Records contained in a dataset:

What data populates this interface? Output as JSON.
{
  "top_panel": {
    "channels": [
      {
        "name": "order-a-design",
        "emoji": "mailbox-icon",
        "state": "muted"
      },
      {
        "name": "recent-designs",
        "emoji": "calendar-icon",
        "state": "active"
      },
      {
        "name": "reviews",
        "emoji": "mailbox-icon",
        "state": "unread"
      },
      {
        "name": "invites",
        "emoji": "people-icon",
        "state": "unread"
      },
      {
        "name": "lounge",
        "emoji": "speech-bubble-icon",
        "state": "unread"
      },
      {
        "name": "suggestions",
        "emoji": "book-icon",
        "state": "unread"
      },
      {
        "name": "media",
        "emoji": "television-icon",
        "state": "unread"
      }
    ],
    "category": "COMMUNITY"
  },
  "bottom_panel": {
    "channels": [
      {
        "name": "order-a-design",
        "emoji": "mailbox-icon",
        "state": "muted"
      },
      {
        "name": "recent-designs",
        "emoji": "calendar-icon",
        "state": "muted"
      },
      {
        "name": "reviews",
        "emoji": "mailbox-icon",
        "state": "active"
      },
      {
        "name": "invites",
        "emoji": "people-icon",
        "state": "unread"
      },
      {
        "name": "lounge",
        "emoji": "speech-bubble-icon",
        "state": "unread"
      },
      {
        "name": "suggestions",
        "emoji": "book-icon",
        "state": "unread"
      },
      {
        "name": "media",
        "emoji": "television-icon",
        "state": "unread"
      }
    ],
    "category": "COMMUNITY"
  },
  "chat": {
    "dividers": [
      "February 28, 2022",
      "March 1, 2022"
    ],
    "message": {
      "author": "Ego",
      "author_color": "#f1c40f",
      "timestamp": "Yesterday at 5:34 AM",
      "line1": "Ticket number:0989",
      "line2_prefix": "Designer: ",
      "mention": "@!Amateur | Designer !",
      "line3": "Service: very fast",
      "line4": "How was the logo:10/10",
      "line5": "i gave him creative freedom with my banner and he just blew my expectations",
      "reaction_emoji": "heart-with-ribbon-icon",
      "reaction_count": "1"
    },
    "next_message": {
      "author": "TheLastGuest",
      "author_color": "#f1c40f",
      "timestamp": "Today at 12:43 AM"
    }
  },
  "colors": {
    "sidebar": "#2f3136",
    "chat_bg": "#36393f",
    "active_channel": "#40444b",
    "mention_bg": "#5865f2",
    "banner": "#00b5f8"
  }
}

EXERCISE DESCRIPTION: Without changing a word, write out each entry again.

RESPONSE:
What data populates this interface? Output as JSON.
{
  "top_panel": {
    "channels": [
      {
        "name": "order-a-design",
        "emoji": "mailbox-icon",
        "state": "muted"
      },
      {
        "name": "recent-designs",
        "emoji": "calendar-icon",
        "state": "active"
      },
      {
        "name": "reviews",
        "emoji": "mailbox-icon",
        "state": "unread"
      },
      {
        "name": "invites",
        "emoji": "people-icon",
        "state": "unread"
      },
      {
        "name": "lounge",
        "emoji": "speech-bubble-icon",
        "state": "unread"
      },
      {
        "name": "suggestions",
        "emoji": "book-icon",
        "state": "unread"
      },
      {
        "name": "media",
        "emoji": "television-icon",
        "state": "unread"
      }
    ],
    "category": "COMMUNITY"
  },
  "bottom_panel": {
    "channels": [
      {
        "name": "order-a-design",
        "emoji": "mailbox-icon",
        "state": "muted"
      },
      {
        "name": "recent-designs",
        "emoji": "calendar-icon",
        "state": "muted"
      },
      {
        "name": "reviews",
        "emoji": "mailbox-icon",
        "state": "active"
      },
      {
        "name": "invites",
        "emoji": "people-icon",
        "state": "unread"
      },
      {
        "name": "lounge",
        "emoji": "speech-bubble-icon",
        "state": "unread"
      },
      {
        "name": "suggestions",
        "emoji": "book-icon",
        "state": "unread"
      },
      {
        "name": "media",
        "emoji": "television-icon",
        "state": "unread"
      }
    ],
    "category": "COMMUNITY"
  },
  "chat": {
    "dividers": [
      "February 28, 2022",
      "March 1, 2022"
    ],
    "message": {
      "author": "Ego",
      "author_color": "#f1c40f",
      "timestamp": "Yesterday at 5:34 AM",
      "line1": "Ticket number:0989",
      "line2_prefix": "Designer: ",
      "mention": "@!Amateur | Designer !",
      "line3": "Service: very fast",
      "line4": "How was the logo:10/10",
      "line5": "i gave him creative freedom with my banner and he just blew my expectations",
      "reaction_emoji": "heart-with-ribbon-icon",
      "reaction_count": "1"
    },
    "next_message": {
      "author": "TheLastGuest",
      "author_color": "#f1c40f",
      "timestamp": "Today at 12:43 AM"
    }
  },
  "colors": {
    "sidebar": "#2f3136",
    "chat_bg": "#36393f",
    "active_channel": "#40444b",
    "mention_bg": "#5865f2",
    "banner": "#00b5f8"
  }
}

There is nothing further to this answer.